(ASSIGNED TASK):
Return the records below in full. Keep every word exact and skip the images.

Excerpts from an interface dataset:

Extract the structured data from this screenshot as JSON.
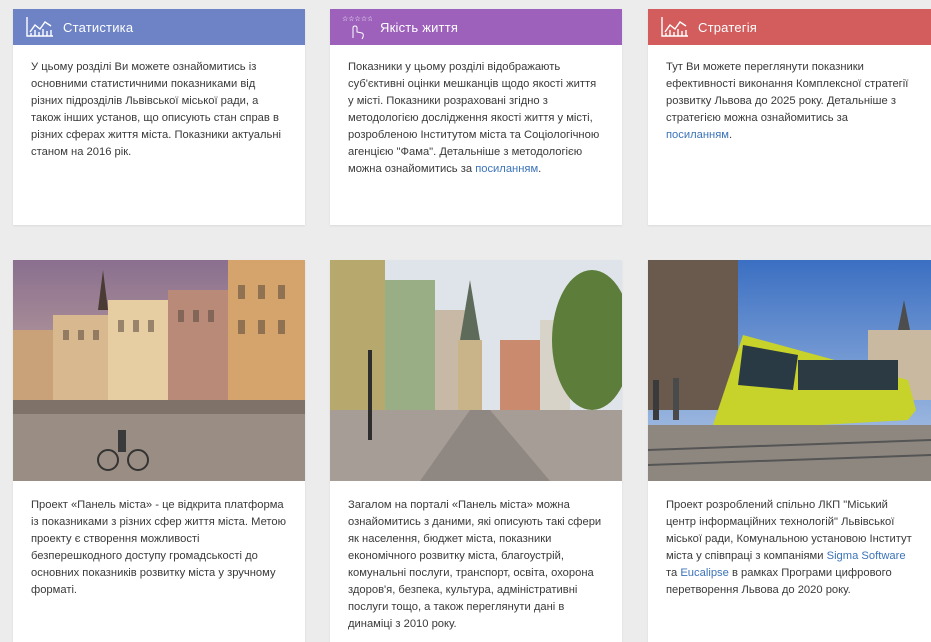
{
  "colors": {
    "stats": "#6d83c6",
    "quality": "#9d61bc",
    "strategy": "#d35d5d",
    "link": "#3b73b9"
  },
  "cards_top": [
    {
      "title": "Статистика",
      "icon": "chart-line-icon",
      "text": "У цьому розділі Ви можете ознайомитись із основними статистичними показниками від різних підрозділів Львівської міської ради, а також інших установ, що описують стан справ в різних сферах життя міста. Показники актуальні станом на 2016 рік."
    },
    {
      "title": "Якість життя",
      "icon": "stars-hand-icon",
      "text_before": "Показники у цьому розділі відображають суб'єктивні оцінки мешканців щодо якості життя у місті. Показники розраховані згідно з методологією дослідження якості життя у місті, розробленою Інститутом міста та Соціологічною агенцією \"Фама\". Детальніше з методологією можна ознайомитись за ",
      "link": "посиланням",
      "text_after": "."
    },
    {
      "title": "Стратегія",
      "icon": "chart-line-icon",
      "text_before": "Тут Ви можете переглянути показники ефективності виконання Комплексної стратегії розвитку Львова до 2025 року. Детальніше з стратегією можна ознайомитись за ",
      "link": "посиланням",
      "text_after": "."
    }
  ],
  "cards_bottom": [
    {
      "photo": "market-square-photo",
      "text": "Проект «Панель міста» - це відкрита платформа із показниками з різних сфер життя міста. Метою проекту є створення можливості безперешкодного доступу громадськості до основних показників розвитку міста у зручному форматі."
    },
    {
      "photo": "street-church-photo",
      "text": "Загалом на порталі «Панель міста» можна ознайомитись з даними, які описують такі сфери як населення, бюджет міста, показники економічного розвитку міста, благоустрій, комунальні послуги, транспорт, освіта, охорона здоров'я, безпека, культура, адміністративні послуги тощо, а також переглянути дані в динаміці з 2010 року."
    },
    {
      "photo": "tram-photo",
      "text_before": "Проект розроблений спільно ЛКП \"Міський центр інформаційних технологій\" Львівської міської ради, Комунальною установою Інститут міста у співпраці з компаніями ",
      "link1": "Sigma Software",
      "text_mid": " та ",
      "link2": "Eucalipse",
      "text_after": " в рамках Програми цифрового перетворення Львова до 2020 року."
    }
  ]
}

(ANSWER BELOW):
Extract the structured data from this screenshot as JSON.
{
  "colors": {
    "stats": "#6d83c6",
    "quality": "#9d61bc",
    "strategy": "#d35d5d",
    "link": "#3b73b9"
  },
  "cards_top": [
    {
      "title": "Статистика",
      "icon": "chart-line-icon",
      "text": "У цьому розділі Ви можете ознайомитись із основними статистичними показниками від різних підрозділів Львівської міської ради, а також інших установ, що описують стан справ в різних сферах життя міста. Показники актуальні станом на 2016 рік."
    },
    {
      "title": "Якість життя",
      "icon": "stars-hand-icon",
      "text_before": "Показники у цьому розділі відображають суб'єктивні оцінки мешканців щодо якості життя у місті. Показники розраховані згідно з методологією дослідження якості життя у місті, розробленою Інститутом міста та Соціологічною агенцією \"Фама\". Детальніше з методологією можна ознайомитись за ",
      "link": "посиланням",
      "text_after": "."
    },
    {
      "title": "Стратегія",
      "icon": "chart-line-icon",
      "text_before": "Тут Ви можете переглянути показники ефективності виконання Комплексної стратегії розвитку Львова до 2025 року. Детальніше з стратегією можна ознайомитись за ",
      "link": "посиланням",
      "text_after": "."
    }
  ],
  "cards_bottom": [
    {
      "photo": "market-square-photo",
      "text": "Проект «Панель міста» - це відкрита платформа із показниками з різних сфер життя міста. Метою проекту є створення можливості безперешкодного доступу громадськості до основних показників розвитку міста у зручному форматі."
    },
    {
      "photo": "street-church-photo",
      "text": "Загалом на порталі «Панель міста» можна ознайомитись з даними, які описують такі сфери як населення, бюджет міста, показники економічного розвитку міста, благоустрій, комунальні послуги, транспорт, освіта, охорона здоров'я, безпека, культура, адміністративні послуги тощо, а також переглянути дані в динаміці з 2010 року."
    },
    {
      "photo": "tram-photo",
      "text_before": "Проект розроблений спільно ЛКП \"Міський центр інформаційних технологій\" Львівської міської ради, Комунальною установою Інститут міста у співпраці з компаніями ",
      "link1": "Sigma Software",
      "text_mid": " та ",
      "link2": "Eucalipse",
      "text_after": " в рамках Програми цифрового перетворення Львова до 2020 року."
    }
  ]
}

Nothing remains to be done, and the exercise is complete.